Measuring ABM Success Metrics

If you’re going to spend time and effort executing an ABM strategy, measuring the long-term success of your program is a no brainer. In most cases, you won’t need to splurge on a host of new account based marketing solutions to effectively measure ABM metrics. By make sure to start with the best foundation of account based marketing data.

How is it Different than Traditional Demand Gen?

  • You’re measuring accounts, not leads.
    Success with just one lead within a target company doesn’t mean much anymore. Marketers and sales reps should look for several decision makers at key accounts.
  • You’ll focus on quality, not quantity.
    Don’t get rid of your MQL threshold, but keep it in context. One meaningful conversation with a decision-maker is more valuable than 20 leads from unqualified prospects.
  • You’ll measure progress throughout the buyer journey.
    ABM deals are often with larger companies, which in some cases might mean longer sales cycles. Set up multi-attribution tracking, so you can celebrate early-stage wins. In time, your ABM program will impact longer-term business initiatives like win rates, deal velocity, and average contract value.
  • Coverage
    First, you’ll want to keep an eye on coverage. This is the amount of relevant contacts and information you have on those important contacts within a target account. This data is typically housed within your CRM. Essentially, coverage asks you to measure the completeness of your account data.
    • Relevant contacts
    • Relevant information
    • Data completeness
  • Engagement
    Engagement is the measure of an account’s interactions with your brand. The keyword here is account. You will want to track an account’s engagement with your brand the same way you would traditionally track engagement:
    • Website traffic
    • Form fills
    • Successful touchpoints (like email opens and phone calls)
  • Influence
    Finally, we get to measure how marketing influenced the end result—a closed deal. As your ABM strategy starts to mature you should look at metrics like:
    • Deal velocity
    • Win Rate
    • Average Contract Values
    • Customer Retention

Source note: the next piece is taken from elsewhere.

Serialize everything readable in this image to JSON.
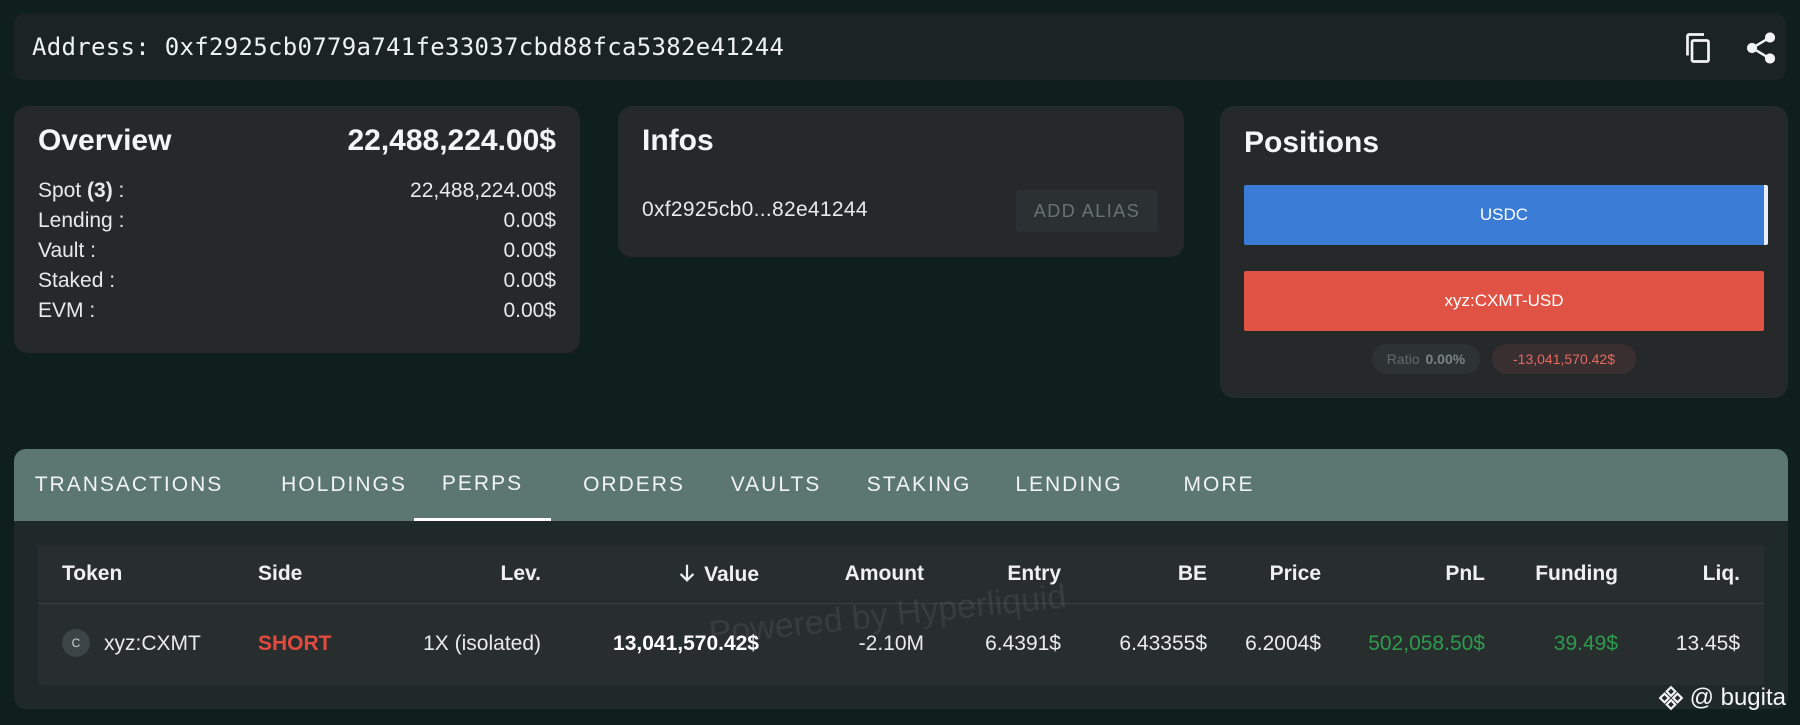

By tracking specific accounts as closely as ABM metrics require, marketing is able to point to correlations between specific engagement and sales outcomes. Marketers should keep a close eye on which programs influence these outcomes.

Contact us if you’re ready to get started.